In chemistry, small amounts of catalyst intensify and accelerate reactions in much larger masses. Indeed, in many chemical reactions, all the ingredients may be in place, but if the catalyst is absent, nothing will happen. Similarly, the four basic mechanisms of change—exploiting the imbalance between constituents, focusing on the high-leverage opportunities, generating momentum by liberating energy, feeding back and adjusting—are always intensified and accelerated by the personal example of a change leader. Without it, the change may be stillborn. Ultimately, leadership is the scarce resource.

The aspirations and preferences of the primary protagonist have a big impact on the way change unfolds. Notwithstanding the need for a broad field of vision, leaders do come with approaches they are most comfortable with. There is no such thing as a perfect leader. If change is to have credibility within an organization, it must be congruent with the actions of its leader.

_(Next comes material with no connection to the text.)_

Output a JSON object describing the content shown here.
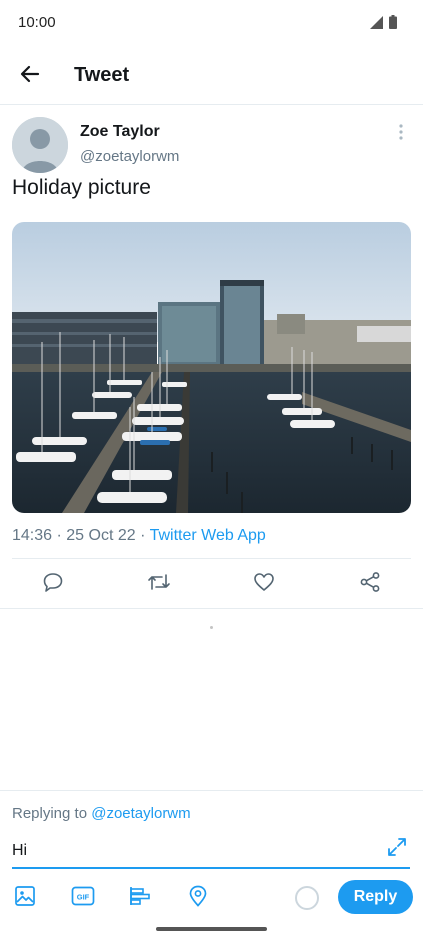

Establish a small team at the top—think two to three, not one, not ten—to initiate and guide the change. These people must be role models for leaders down the line. Propel the vision, engaging the down-the-line leaders in the process of change through targets and objectives. Align coalitions: satisfy mutual interests where possible, but don’t be afraid to use your power if you have to (change, like everything else, has a dark side). Set expectations very high; the organization may not know what excellent performance looks like. Create new symbols by celebrating success and destroying vestiges of the old culture. These are the critical catalyzing activities in the process of change.

Well, for me, that’s how things work. There are obviously many specifics that need to be considered in any change process—industry dynamics, functional knowledge, the characteristics of the organization in question—and particular strategies must be devised to exploit them. But I find that no matter whether it is a resource or a consumer business, an Indian or a Canadian company, a total organizational change or a plant turnaround, these basic laws seem to hold. It’s easy to get lost in the nuts and bolts of performance imperatives, personalities, and processes. By stepping back to first principles, you can rise above minutiae to identify the crucial actions it will take to transform your company.

About the author(s)

Roger Dickhout is a principal in McKinsey’s Toronto office.

I would like to acknowledge Steve Dichter’s contribution to the thinking in this article, and particularly his idea that change is governed by a set of principles.

More from the McKinsey Quarterly

The next-generation operating model for the digital world

Article - McKinsey Quarterly

What makes a CEO ‘exceptional’?

Article - McKinsey Quarterly

Three game changers for energy

Article - McKinsey Quarterly

How functional leaders become CEOs